### Activity:
Give back, exactly and with nothing else, the lines running from the one that contains "What data populates" to the end of the entries below; do not include pictures.
------------------------------
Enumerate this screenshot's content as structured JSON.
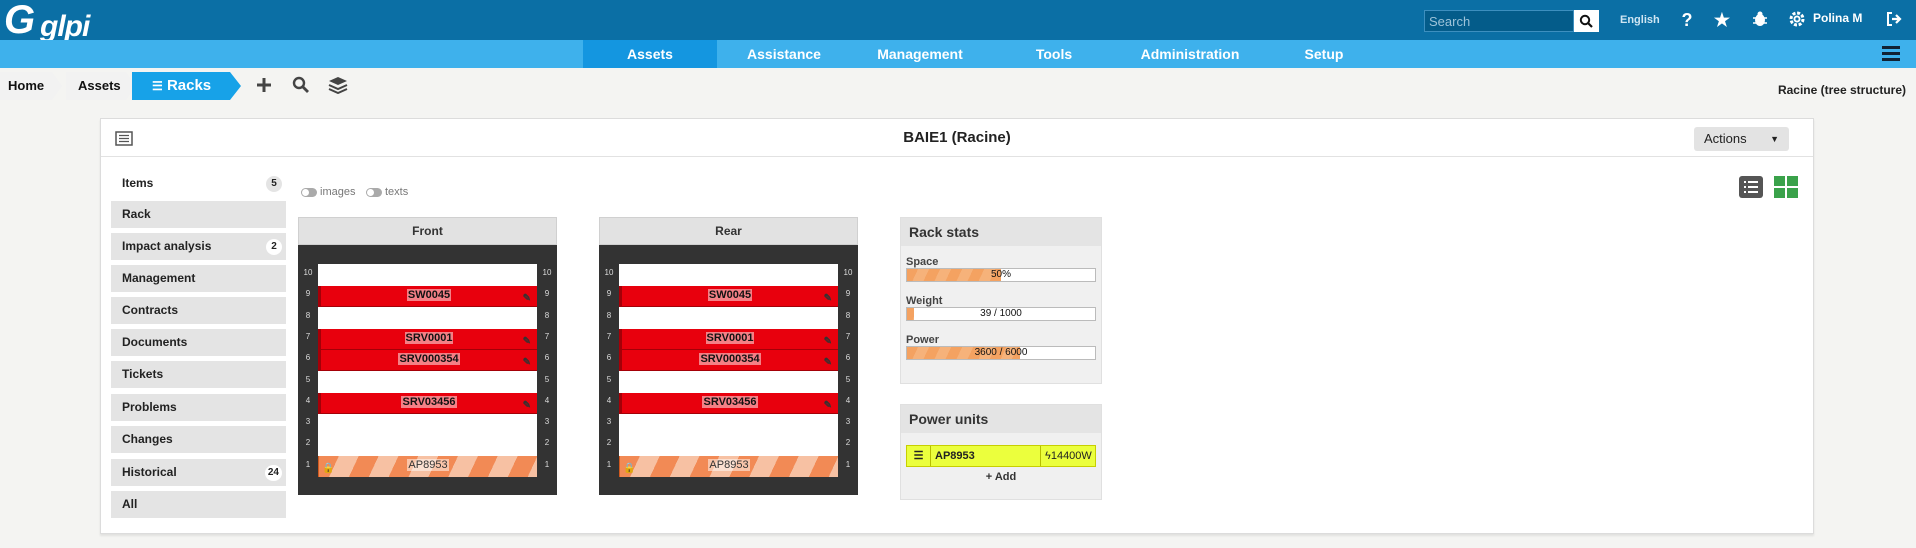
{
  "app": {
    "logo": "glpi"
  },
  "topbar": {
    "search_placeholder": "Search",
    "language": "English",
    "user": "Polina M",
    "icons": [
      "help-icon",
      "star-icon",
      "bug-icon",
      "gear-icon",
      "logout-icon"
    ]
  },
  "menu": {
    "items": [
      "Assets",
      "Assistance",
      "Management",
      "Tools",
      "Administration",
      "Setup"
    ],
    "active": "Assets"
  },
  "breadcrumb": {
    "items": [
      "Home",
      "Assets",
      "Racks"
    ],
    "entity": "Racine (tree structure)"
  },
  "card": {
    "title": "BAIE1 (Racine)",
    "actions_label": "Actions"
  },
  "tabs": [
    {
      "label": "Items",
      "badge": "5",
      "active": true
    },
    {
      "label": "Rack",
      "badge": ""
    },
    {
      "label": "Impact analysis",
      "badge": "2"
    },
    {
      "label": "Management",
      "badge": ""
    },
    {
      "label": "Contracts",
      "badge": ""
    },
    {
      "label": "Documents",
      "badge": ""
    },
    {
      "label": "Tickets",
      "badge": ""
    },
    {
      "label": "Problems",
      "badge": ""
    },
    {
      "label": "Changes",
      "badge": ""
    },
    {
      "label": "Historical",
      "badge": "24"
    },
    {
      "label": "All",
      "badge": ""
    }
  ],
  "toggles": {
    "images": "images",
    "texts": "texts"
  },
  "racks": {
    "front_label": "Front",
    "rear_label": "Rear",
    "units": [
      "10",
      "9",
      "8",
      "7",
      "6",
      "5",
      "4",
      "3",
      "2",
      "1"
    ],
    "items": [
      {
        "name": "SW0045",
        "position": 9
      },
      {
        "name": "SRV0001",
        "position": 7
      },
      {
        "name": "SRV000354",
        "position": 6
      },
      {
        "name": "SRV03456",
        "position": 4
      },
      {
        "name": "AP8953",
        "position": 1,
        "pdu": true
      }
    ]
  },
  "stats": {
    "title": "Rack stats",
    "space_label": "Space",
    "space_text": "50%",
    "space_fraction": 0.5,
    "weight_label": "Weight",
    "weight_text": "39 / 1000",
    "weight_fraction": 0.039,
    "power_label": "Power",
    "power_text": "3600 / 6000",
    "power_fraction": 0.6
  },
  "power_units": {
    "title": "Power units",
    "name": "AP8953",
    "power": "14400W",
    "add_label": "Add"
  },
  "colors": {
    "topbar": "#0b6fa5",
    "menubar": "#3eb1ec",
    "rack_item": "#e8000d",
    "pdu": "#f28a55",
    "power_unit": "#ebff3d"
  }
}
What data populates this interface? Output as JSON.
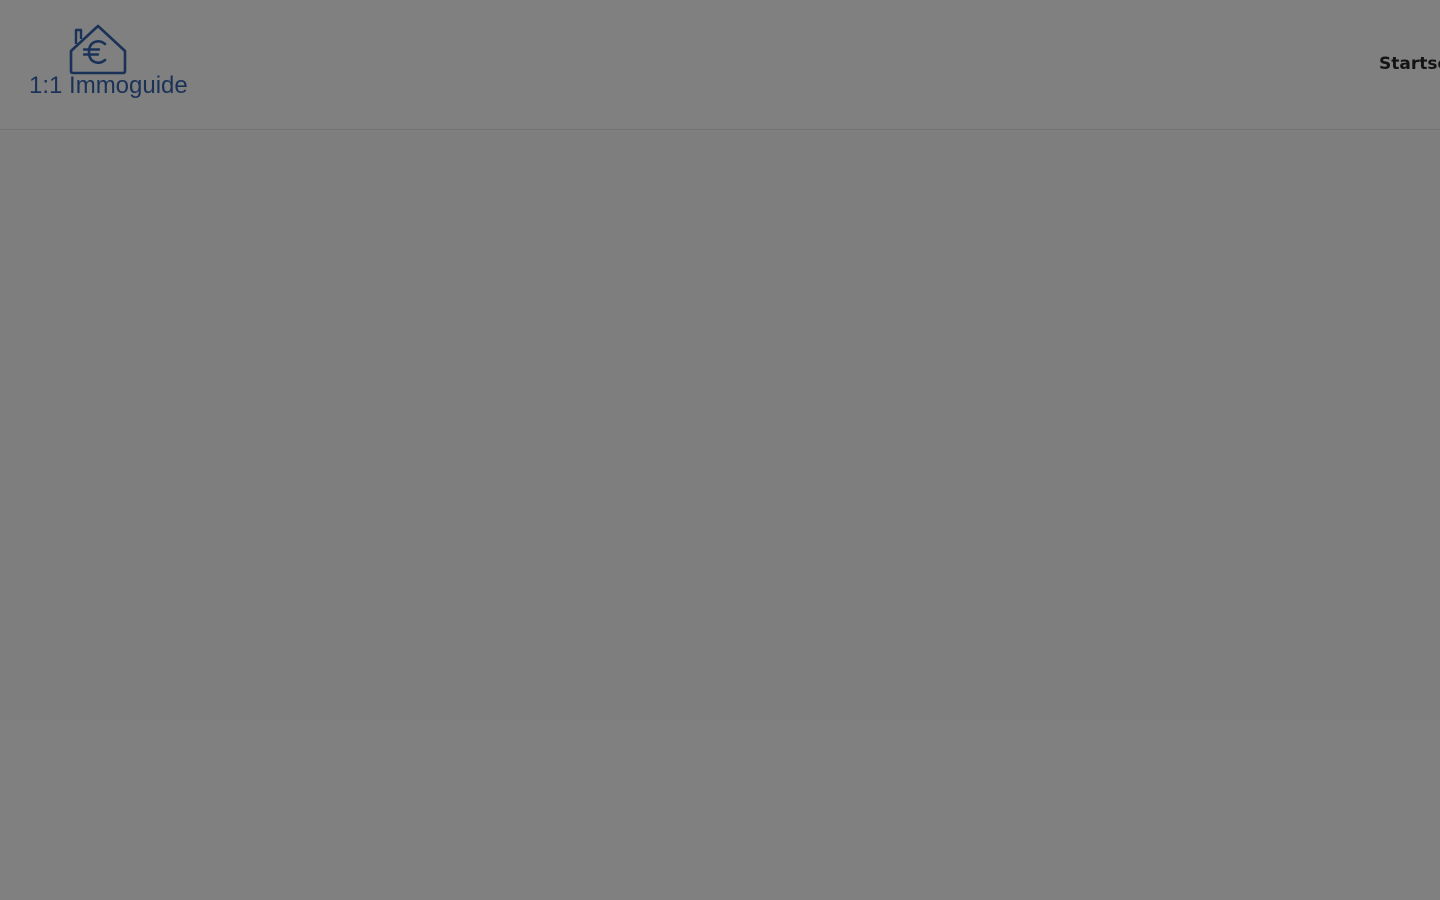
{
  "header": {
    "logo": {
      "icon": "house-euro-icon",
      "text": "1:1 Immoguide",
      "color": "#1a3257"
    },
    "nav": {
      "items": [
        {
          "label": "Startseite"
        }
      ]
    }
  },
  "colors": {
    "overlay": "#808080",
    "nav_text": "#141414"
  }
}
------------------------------
### Task answer:
What data populates this interface? Output as JSON.
{
  "header": {
    "logo": {
      "icon": "house-euro-icon",
      "text": "1:1 Immoguide",
      "color": "#1a3257"
    },
    "nav": {
      "items": [
        {
          "label": "Startseite"
        }
      ]
    }
  },
  "colors": {
    "overlay": "#808080",
    "nav_text": "#141414"
  }
}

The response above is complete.